Personal information that was shared by the Greens with AIQ included contact information, support activities (such as petitions signed), donation history and contact history, Jonsson said, adding the data was destroyed at the end of the working relationship.

“All work conducted by AIQ was for the BC Green Party, not the BC Green caucus office,” he said.

B.C.’s Liberals as a party did not retain AIQ’s services, but three candidates worked with the company in the 2017 provincial election, party director of communications Deanie Wong said.

Those candidates were Doug Clovechok in Columbia River-Revelstoke, Mike de Jong in Abbotsford West, Todd Stone in Kamloops-South Thompson and David Calder in Saanich South. Only Calder lost in the election.

McEvoy said in a February report that the NDP collected personal information of 40,000 people from Twitter, LinkedIn and Facebook.
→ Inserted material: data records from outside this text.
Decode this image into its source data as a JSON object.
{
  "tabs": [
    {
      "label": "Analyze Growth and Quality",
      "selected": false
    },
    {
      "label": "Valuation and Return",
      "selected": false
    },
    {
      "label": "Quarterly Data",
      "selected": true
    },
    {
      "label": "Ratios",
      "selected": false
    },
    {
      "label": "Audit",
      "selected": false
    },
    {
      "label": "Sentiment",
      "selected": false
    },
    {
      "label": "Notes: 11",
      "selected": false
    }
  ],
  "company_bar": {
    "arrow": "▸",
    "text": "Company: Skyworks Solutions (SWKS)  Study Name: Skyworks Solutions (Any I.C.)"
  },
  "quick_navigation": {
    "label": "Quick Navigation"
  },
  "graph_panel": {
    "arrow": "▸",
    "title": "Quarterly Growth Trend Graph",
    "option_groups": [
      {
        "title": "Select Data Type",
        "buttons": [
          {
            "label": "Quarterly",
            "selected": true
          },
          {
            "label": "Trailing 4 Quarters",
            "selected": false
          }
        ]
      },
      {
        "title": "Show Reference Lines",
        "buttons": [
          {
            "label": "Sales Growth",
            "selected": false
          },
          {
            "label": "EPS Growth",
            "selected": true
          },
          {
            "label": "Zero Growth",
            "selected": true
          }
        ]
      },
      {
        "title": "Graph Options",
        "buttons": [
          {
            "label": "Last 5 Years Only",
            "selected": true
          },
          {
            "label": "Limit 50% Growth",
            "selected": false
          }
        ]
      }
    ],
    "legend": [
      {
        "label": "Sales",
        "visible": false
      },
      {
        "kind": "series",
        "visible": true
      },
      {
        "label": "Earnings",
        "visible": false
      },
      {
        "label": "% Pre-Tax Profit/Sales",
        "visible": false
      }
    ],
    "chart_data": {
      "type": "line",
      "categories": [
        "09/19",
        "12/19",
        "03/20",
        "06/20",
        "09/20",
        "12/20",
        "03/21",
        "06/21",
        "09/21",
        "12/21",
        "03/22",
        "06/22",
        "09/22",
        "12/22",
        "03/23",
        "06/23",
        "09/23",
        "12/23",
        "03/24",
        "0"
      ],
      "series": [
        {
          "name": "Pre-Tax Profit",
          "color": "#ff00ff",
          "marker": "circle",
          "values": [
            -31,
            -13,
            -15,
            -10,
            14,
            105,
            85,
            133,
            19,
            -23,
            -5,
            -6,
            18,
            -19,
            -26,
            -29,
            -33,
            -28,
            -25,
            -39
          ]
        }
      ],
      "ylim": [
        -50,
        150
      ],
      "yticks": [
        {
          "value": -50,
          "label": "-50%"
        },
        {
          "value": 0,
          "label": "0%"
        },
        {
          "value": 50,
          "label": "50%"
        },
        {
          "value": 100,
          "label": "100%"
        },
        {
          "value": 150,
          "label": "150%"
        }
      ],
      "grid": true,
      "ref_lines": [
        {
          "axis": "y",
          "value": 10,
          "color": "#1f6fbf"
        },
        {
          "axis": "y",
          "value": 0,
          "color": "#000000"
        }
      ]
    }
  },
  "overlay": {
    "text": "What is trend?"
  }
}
The party did tell McEvoy it was a one-time “historic” collection and it no longer does it.

“The BC NDP stated the information was collected by a one-time web-scrape,” McEvoy said.

The governing BC NDP was the worst offender, giving Facebook voters’ names, phone numbers, cities of residence and dates of birth, while the BC Liberals have uploaded only financial donor lists to the global social media site, Michael McEvoy’s report said.

The party has not responded to questions about its use of the data.

However, said party director Raj Sihota, “The BC NDP has never worked with Aggregate IQ.“

Sihota did not respond to questions about McEvoy’s report that all parties used the Facebook  “Lookalike” audience tool by giving Facebook lists of supporters to target possible supporters.  The Liberals did not respond either.

The Green’s Jonsson, however, said, “We used lookalike audiences, though we stopped using this feature when the Information and Privacy Commissioner's report was published.”

ElectionsBC spokesman Andrew Watson said the issues fall under the privacy commissioner’s jurisdiction.

“We are not planning on looking into anything raised by the report at this time,” Watson said.